• _Items from a data source_
☆ ☆ ☆
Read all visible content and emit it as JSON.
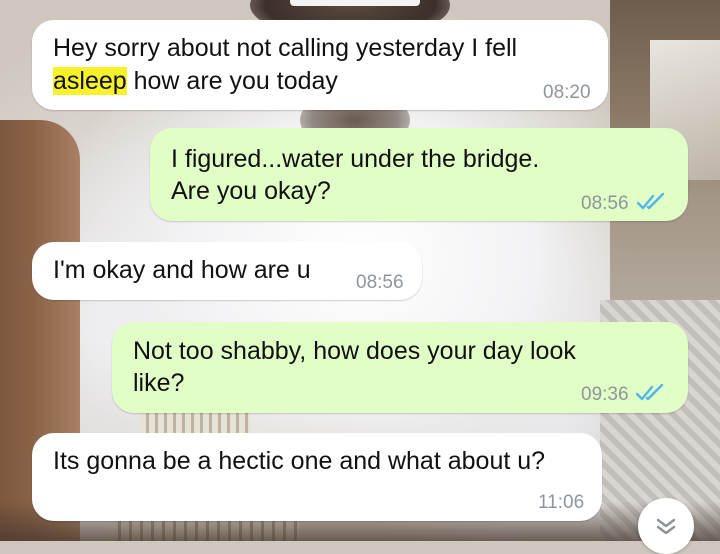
{
  "chat": {
    "messages": [
      {
        "direction": "incoming",
        "line1": "Hey sorry about not calling yesterday I fell",
        "line2_highlight": "asleep",
        "line2_rest": " how are you today",
        "time": "08:20"
      },
      {
        "direction": "outgoing",
        "line1": "I figured...water under the bridge.",
        "line2": "Are you okay?",
        "time": "08:56",
        "status": "read"
      },
      {
        "direction": "incoming",
        "line1": "I'm okay and how are u",
        "time": "08:56"
      },
      {
        "direction": "outgoing",
        "line1": "Not too shabby, how does your day look",
        "line2": "like?",
        "time": "09:36",
        "status": "read"
      },
      {
        "direction": "incoming",
        "line1": "Its gonna be a hectic one and what about u?",
        "time": "11:06"
      }
    ]
  },
  "icons": {
    "read_receipt": "double-check-icon",
    "scroll_down": "chevrons-down-icon"
  },
  "colors": {
    "incoming_bubble": "#ffffff",
    "outgoing_bubble": "#e1fec6",
    "read_tick": "#4fb6ec",
    "timestamp": "#8f969b",
    "search_highlight": "#f6f12b"
  }
}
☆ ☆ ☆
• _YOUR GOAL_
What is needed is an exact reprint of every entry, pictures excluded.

• _RESPONSE BELOW_
Read all visible content and emit it as JSON.
{
  "chat": {
    "messages": [
      {
        "direction": "incoming",
        "line1": "Hey sorry about not calling yesterday I fell",
        "line2_highlight": "asleep",
        "line2_rest": " how are you today",
        "time": "08:20"
      },
      {
        "direction": "outgoing",
        "line1": "I figured...water under the bridge.",
        "line2": "Are you okay?",
        "time": "08:56",
        "status": "read"
      },
      {
        "direction": "incoming",
        "line1": "I'm okay and how are u",
        "time": "08:56"
      },
      {
        "direction": "outgoing",
        "line1": "Not too shabby, how does your day look",
        "line2": "like?",
        "time": "09:36",
        "status": "read"
      },
      {
        "direction": "incoming",
        "line1": "Its gonna be a hectic one and what about u?",
        "time": "11:06"
      }
    ]
  },
  "icons": {
    "read_receipt": "double-check-icon",
    "scroll_down": "chevrons-down-icon"
  },
  "colors": {
    "incoming_bubble": "#ffffff",
    "outgoing_bubble": "#e1fec6",
    "read_tick": "#4fb6ec",
    "timestamp": "#8f969b",
    "search_highlight": "#f6f12b"
  }
}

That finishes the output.